The next morning things didn’t look much better. Laura was shouted at in Swedish for a while, as Freida became increasingly angry, before she decided to try English: “Good Morning”. “Oh!” said Laura “Good morning to you too”.
Things came to a head when we set the table for breakfast, and brought out a big bowl of lettuce, for the salad that they seem to enjoy for breakfast. We had done this every other day and nobody had batted an eyelid, but today, as Freida saw it, she exclaimed “Do you think Marcus is a pig?”. “No” we all replied, but that was it, she was off! As she was lambasting us about being useless city-dwellers, Marcus walked in and told us that we should leave. Well that was fine by me, I think we had all had about enough.
We packed our bags and got ready to go, and Laura asked if we could be dropped off at the nearest train station - she received an earful of Swedish followed by “F*** you!”. So the tree of us made our way along the side of the road for a few hours until we eventually got back to Smållandsstenar, where we hoped to find somewhere to stay for the night. Unfortunately for us, the camping ground was closed, and the town hotel had been shut down and used to house refugees, so we got on a bus and ended up in Halmstad (a small city), where we collapsed into a Best Western for the night.

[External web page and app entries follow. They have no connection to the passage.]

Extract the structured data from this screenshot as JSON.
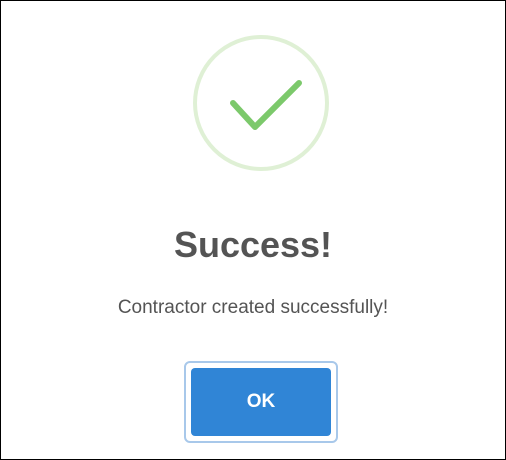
{
  "dialog": {
    "title": "Success!",
    "message": "Contractor created successfully!",
    "icon": "success-check-icon",
    "ok_label": "OK"
  },
  "colors": {
    "check": "#7cc96b",
    "ring": "#dff0d5",
    "button": "#3085d6",
    "button_focus_ring": "#a8c8ea",
    "text": "#545454"
  }
}
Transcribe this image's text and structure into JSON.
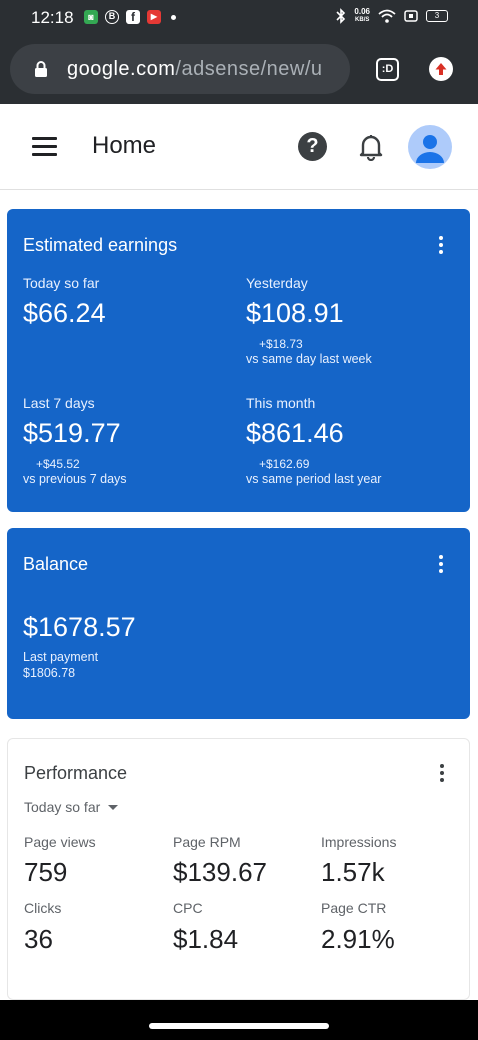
{
  "status_bar": {
    "time": "12:18",
    "notifications": [
      {
        "icon": "messaging-app-icon",
        "glyph": "◙",
        "color": "#34a853"
      },
      {
        "icon": "b-app-icon",
        "glyph": "B",
        "color": "#2b2f33"
      },
      {
        "icon": "facebook-icon",
        "glyph": "f",
        "color": "#2b2f33"
      },
      {
        "icon": "video-app-icon",
        "glyph": "▶",
        "color": "#e53935"
      }
    ],
    "net_speed": "0.06",
    "net_speed_unit": "KB/S",
    "battery": "3"
  },
  "browser": {
    "url_domain": "google.com",
    "url_path": "/adsense/new/u",
    "tabs_label": ":D"
  },
  "header": {
    "title": "Home",
    "help_glyph": "?"
  },
  "estimated_earnings": {
    "title": "Estimated earnings",
    "today": {
      "label": "Today so far",
      "value": "$66.24"
    },
    "yesterday": {
      "label": "Yesterday",
      "value": "$108.91",
      "delta": "+$18.73",
      "compare": "vs same day last week"
    },
    "last7": {
      "label": "Last 7 days",
      "value": "$519.77",
      "delta": "+$45.52",
      "compare": "vs previous 7 days"
    },
    "month": {
      "label": "This month",
      "value": "$861.46",
      "delta": "+$162.69",
      "compare": "vs same period last year"
    }
  },
  "balance": {
    "title": "Balance",
    "value": "$1678.57",
    "last_payment_label": "Last payment",
    "last_payment_value": "$1806.78"
  },
  "performance": {
    "title": "Performance",
    "range": "Today so far",
    "metrics": [
      {
        "label": "Page views",
        "value": "759"
      },
      {
        "label": "Page RPM",
        "value": "$139.67"
      },
      {
        "label": "Impressions",
        "value": "1.57k"
      },
      {
        "label": "Clicks",
        "value": "36"
      },
      {
        "label": "CPC",
        "value": "$1.84"
      },
      {
        "label": "Page CTR",
        "value": "2.91%"
      }
    ]
  },
  "colors": {
    "card_blue": "#1565c8",
    "status_bar": "#2b2f33",
    "text_dark": "#202124"
  }
}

Hannah had met a fellow German wwoofer on the train, who was going to a farm near Stockholm. She got in touch and (after checking that it was a nicer place), set off for there the next day. We found a cheap (for Sweden) airbnb in Malmo, which is where we are hanging out for the time being!